All these things have an emotional impact on us and as such sneak into the songs in the form of stories.

<strong>Can you impart some words of wisdom for my nearly two-year-old son?</strong>
That’s a tough one as I still don’t have kids but I’ll ask our guitarist Cam, who is a parent and whose son Tana, [is] featured on the cover of our record “Wild.”

<em>Cam, you’re a good dad, impart some wisdom: </em>
“There’s no wisdom you can impart to a two year old — they’re a hurricane of love, tears, and energy. As a parent, the most valuable gift for my son is often the hardest to give, and that’s my time.”

Boom. Wise words, Cam — so, so wise.
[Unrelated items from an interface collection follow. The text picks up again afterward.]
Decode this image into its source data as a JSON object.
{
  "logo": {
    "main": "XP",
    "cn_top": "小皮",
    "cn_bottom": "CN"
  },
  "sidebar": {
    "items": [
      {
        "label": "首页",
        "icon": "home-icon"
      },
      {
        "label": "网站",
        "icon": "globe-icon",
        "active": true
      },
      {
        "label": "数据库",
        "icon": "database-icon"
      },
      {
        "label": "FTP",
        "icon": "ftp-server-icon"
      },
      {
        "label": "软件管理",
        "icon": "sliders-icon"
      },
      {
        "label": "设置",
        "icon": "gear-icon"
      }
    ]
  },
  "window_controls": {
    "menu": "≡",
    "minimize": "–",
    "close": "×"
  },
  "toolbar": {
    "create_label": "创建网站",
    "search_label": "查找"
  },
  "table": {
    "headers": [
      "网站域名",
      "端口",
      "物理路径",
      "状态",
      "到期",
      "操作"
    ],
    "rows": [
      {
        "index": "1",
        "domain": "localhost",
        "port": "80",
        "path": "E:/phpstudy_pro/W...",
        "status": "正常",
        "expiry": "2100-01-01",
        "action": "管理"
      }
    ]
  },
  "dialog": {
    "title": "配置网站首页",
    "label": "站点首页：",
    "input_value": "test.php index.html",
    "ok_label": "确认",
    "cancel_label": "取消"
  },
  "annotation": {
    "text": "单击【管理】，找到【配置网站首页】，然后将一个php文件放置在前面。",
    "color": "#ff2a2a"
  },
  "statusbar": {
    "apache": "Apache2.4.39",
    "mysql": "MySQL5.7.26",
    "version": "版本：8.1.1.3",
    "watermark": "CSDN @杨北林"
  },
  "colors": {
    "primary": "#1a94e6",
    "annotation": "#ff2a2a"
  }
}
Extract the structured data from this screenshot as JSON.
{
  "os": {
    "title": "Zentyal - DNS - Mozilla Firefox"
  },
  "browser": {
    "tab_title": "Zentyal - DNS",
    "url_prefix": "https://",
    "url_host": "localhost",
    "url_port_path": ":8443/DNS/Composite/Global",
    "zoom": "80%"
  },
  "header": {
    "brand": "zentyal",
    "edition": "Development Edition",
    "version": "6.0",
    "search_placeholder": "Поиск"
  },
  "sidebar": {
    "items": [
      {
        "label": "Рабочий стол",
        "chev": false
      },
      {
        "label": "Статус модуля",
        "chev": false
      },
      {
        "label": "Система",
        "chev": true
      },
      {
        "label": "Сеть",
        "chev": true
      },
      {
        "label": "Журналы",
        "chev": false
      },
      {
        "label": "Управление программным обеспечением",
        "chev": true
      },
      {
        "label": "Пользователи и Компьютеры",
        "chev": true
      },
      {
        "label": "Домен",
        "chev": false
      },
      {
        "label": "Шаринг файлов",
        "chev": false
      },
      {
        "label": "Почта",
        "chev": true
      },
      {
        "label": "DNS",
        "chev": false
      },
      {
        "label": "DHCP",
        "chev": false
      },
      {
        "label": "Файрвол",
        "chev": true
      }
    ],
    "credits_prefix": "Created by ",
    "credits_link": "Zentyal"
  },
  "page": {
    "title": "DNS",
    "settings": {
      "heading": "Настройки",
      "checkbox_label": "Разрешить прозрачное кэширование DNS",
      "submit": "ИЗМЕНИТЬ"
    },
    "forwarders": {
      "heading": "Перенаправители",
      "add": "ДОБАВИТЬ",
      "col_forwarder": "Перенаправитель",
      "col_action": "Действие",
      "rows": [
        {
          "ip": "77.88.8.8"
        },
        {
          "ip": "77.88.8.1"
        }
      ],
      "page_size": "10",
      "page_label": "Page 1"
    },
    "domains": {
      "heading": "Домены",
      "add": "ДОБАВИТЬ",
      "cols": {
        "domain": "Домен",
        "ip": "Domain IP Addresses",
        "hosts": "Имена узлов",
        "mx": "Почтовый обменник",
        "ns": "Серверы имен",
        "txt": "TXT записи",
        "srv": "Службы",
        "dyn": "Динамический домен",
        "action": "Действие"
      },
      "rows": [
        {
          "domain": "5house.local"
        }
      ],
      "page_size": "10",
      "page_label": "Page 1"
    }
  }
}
<strong>About A-Sides with Jon Chattman – <a href=”” target=”_hplink”></a></strong>:
Jon Chattman’s music/entertainment series typically features celebrities and artists (established or not) from all genres performing a track, and discussing what it means to them. This informal series focuses on the artist making art in a low-threatening, extremely informal (sometime humorous) way. No bells, no whistles — just the music performed in a random, low-key setting followed by an unrehearsed chat. In an industry where everything often gets overblown and over manufactured, Jon strives for a refreshing change. Artists featured on the series include Jimmy Eat World, Elle King, Imagine Dragons, Melissa Etheridge, Yoko Ono, Elle King, Joe Perry, Alice Cooper, Bleachers, Marina and the Diamonds, and Bastille.